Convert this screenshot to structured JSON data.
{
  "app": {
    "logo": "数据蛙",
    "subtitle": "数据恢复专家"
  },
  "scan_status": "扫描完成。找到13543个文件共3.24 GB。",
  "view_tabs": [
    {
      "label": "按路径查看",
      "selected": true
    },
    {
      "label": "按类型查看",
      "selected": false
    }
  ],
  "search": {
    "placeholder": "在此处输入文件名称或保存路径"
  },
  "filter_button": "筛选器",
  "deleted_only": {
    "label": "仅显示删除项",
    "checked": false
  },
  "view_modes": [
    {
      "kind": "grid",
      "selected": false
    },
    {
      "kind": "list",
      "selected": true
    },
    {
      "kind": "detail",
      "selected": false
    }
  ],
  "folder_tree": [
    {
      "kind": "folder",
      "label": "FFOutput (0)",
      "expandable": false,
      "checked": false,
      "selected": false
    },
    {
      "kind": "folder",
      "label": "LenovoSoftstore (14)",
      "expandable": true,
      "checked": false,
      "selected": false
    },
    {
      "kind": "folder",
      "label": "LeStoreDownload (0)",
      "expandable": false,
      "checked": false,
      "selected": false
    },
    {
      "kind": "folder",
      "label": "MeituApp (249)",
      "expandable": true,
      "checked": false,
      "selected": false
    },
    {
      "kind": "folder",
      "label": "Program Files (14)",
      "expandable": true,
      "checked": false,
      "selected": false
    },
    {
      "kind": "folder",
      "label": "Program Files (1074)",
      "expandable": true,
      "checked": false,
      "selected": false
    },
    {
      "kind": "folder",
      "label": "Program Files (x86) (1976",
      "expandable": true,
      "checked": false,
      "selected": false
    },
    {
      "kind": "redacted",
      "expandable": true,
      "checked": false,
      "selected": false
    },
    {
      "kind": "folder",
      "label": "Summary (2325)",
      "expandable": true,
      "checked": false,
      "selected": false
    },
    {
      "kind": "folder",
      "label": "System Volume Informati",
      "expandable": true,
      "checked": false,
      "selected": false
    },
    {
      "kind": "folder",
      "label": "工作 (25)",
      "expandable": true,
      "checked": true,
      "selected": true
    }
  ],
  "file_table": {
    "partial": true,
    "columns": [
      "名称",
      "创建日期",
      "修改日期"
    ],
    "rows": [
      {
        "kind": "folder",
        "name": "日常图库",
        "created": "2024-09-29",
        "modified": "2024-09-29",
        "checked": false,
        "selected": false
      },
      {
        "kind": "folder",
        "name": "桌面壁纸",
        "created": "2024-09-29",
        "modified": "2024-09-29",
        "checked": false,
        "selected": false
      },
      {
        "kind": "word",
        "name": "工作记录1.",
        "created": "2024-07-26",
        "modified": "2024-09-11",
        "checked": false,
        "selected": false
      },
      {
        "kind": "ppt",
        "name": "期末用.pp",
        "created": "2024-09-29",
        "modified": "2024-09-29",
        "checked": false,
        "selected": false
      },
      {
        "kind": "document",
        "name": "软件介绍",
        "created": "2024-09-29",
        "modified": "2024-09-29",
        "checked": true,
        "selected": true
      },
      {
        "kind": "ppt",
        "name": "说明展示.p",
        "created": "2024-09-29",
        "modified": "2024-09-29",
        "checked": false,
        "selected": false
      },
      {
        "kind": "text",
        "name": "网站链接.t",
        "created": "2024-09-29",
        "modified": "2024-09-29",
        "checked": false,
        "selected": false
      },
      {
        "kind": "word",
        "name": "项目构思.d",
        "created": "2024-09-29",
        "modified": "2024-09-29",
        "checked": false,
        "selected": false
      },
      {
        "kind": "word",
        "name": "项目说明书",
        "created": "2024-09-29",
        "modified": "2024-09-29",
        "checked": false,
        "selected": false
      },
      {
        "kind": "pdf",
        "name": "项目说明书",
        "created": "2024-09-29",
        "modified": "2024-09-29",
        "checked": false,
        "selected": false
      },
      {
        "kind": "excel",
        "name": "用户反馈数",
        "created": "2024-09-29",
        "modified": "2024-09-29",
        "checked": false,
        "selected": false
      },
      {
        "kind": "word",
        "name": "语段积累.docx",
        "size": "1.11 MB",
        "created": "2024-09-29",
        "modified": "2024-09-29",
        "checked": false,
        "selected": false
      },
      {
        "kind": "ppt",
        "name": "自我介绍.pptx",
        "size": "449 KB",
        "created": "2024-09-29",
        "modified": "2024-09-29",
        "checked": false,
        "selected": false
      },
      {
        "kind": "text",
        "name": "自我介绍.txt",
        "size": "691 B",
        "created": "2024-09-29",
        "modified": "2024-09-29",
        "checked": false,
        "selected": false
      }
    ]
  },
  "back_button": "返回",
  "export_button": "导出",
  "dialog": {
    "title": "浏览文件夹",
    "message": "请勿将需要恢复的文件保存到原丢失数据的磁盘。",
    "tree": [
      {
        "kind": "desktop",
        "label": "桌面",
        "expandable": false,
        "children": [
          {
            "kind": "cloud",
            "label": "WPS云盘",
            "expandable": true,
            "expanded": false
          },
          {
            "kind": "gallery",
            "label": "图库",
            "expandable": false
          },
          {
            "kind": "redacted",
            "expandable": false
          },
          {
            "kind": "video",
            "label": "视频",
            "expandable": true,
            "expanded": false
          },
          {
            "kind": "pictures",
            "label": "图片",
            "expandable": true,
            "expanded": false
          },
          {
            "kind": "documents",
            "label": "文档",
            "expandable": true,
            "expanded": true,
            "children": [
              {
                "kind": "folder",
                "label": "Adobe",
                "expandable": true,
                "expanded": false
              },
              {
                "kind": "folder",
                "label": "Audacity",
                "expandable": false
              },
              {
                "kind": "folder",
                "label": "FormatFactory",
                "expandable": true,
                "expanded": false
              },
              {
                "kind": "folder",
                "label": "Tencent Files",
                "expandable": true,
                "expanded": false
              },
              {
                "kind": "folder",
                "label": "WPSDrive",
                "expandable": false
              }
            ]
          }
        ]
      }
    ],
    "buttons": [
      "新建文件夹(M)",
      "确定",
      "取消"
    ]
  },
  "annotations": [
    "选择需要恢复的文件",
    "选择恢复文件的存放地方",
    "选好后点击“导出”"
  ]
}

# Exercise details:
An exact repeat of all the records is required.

# The completed task:
Convert this screenshot to structured JSON data.
{
  "app": {
    "logo": "数据蛙",
    "subtitle": "数据恢复专家"
  },
  "scan_status": "扫描完成。找到13543个文件共3.24 GB。",
  "view_tabs": [
    {
      "label": "按路径查看",
      "selected": true
    },
    {
      "label": "按类型查看",
      "selected": false
    }
  ],
  "search": {
    "placeholder": "在此处输入文件名称或保存路径"
  },
  "filter_button": "筛选器",
  "deleted_only": {
    "label": "仅显示删除项",
    "checked": false
  },
  "view_modes": [
    {
      "kind": "grid",
      "selected": false
    },
    {
      "kind": "list",
      "selected": true
    },
    {
      "kind": "detail",
      "selected": false
    }
  ],
  "folder_tree": [
    {
      "kind": "folder",
      "label": "FFOutput (0)",
      "expandable": false,
      "checked": false,
      "selected": false
    },
    {
      "kind": "folder",
      "label": "LenovoSoftstore (14)",
      "expandable": true,
      "checked": false,
      "selected": false
    },
    {
      "kind": "folder",
      "label": "LeStoreDownload (0)",
      "expandable": false,
      "checked": false,
      "selected": false
    },
    {
      "kind": "folder",
      "label": "MeituApp (249)",
      "expandable": true,
      "checked": false,
      "selected": false
    },
    {
      "kind": "folder",
      "label": "Program Files (14)",
      "expandable": true,
      "checked": false,
      "selected": false
    },
    {
      "kind": "folder",
      "label": "Program Files (1074)",
      "expandable": true,
      "checked": false,
      "selected": false
    },
    {
      "kind": "folder",
      "label": "Program Files (x86) (1976",
      "expandable": true,
      "checked": false,
      "selected": false
    },
    {
      "kind": "redacted",
      "expandable": true,
      "checked": false,
      "selected": false
    },
    {
      "kind": "folder",
      "label": "Summary (2325)",
      "expandable": true,
      "checked": false,
      "selected": false
    },
    {
      "kind": "folder",
      "label": "System Volume Informati",
      "expandable": true,
      "checked": false,
      "selected": false
    },
    {
      "kind": "folder",
      "label": "工作 (25)",
      "expandable": true,
      "checked": true,
      "selected": true
    }
  ],
  "file_table": {
    "partial": true,
    "columns": [
      "名称",
      "创建日期",
      "修改日期"
    ],
    "rows": [
      {
        "kind": "folder",
        "name": "日常图库",
        "created": "2024-09-29",
        "modified": "2024-09-29",
        "checked": false,
        "selected": false
      },
      {
        "kind": "folder",
        "name": "桌面壁纸",
        "created": "2024-09-29",
        "modified": "2024-09-29",
        "checked": false,
        "selected": false
      },
      {
        "kind": "word",
        "name": "工作记录1.",
        "created": "2024-07-26",
        "modified": "2024-09-11",
        "checked": false,
        "selected": false
      },
      {
        "kind": "ppt",
        "name": "期末用.pp",
        "created": "2024-09-29",
        "modified": "2024-09-29",
        "checked": false,
        "selected": false
      },
      {
        "kind": "document",
        "name": "软件介绍",
        "created": "2024-09-29",
        "modified": "2024-09-29",
        "checked": true,
        "selected": true
      },
      {
        "kind": "ppt",
        "name": "说明展示.p",
        "created": "2024-09-29",
        "modified": "2024-09-29",
        "checked": false,
        "selected": false
      },
      {
        "kind": "text",
        "name": "网站链接.t",
        "created": "2024-09-29",
        "modified": "2024-09-29",
        "checked": false,
        "selected": false
      },
      {
        "kind": "word",
        "name": "项目构思.d",
        "created": "2024-09-29",
        "modified": "2024-09-29",
        "checked": false,
        "selected": false
      },
      {
        "kind": "word",
        "name": "项目说明书",
        "created": "2024-09-29",
        "modified": "2024-09-29",
        "checked": false,
        "selected": false
      },
      {
        "kind": "pdf",
        "name": "项目说明书",
        "created": "2024-09-29",
        "modified": "2024-09-29",
        "checked": false,
        "selected": false
      },
      {
        "kind": "excel",
        "name": "用户反馈数",
        "created": "2024-09-29",
        "modified": "2024-09-29",
        "checked": false,
        "selected": false
      },
      {
        "kind": "word",
        "name": "语段积累.docx",
        "size": "1.11 MB",
        "created": "2024-09-29",
        "modified": "2024-09-29",
        "checked": false,
        "selected": false
      },
      {
        "kind": "ppt",
        "name": "自我介绍.pptx",
        "size": "449 KB",
        "created": "2024-09-29",
        "modified": "2024-09-29",
        "checked": false,
        "selected": false
      },
      {
        "kind": "text",
        "name": "自我介绍.txt",
        "size": "691 B",
        "created": "2024-09-29",
        "modified": "2024-09-29",
        "checked": false,
        "selected": false
      }
    ]
  },
  "back_button": "返回",
  "export_button": "导出",
  "dialog": {
    "title": "浏览文件夹",
    "message": "请勿将需要恢复的文件保存到原丢失数据的磁盘。",
    "tree": [
      {
        "kind": "desktop",
        "label": "桌面",
        "expandable": false,
        "children": [
          {
            "kind": "cloud",
            "label": "WPS云盘",
            "expandable": true,
            "expanded": false
          },
          {
            "kind": "gallery",
            "label": "图库",
            "expandable": false
          },
          {
            "kind": "redacted",
            "expandable": false
          },
          {
            "kind": "video",
            "label": "视频",
            "expandable": true,
            "expanded": false
          },
          {
            "kind": "pictures",
            "label": "图片",
            "expandable": true,
            "expanded": false
          },
          {
            "kind": "documents",
            "label": "文档",
            "expandable": true,
            "expanded": true,
            "children": [
              {
                "kind": "folder",
                "label": "Adobe",
                "expandable": true,
                "expanded": false
              },
              {
                "kind": "folder",
                "label": "Audacity",
                "expandable": false
              },
              {
                "kind": "folder",
                "label": "FormatFactory",
                "expandable": true,
                "expanded": false
              },
              {
                "kind": "folder",
                "label": "Tencent Files",
                "expandable": true,
                "expanded": false
              },
              {
                "kind": "folder",
                "label": "WPSDrive",
                "expandable": false
              }
            ]
          }
        ]
      }
    ],
    "buttons": [
      "新建文件夹(M)",
      "确定",
      "取消"
    ]
  },
  "annotations": [
    "选择需要恢复的文件",
    "选择恢复文件的存放地方",
    "选好后点击“导出”"
  ]
}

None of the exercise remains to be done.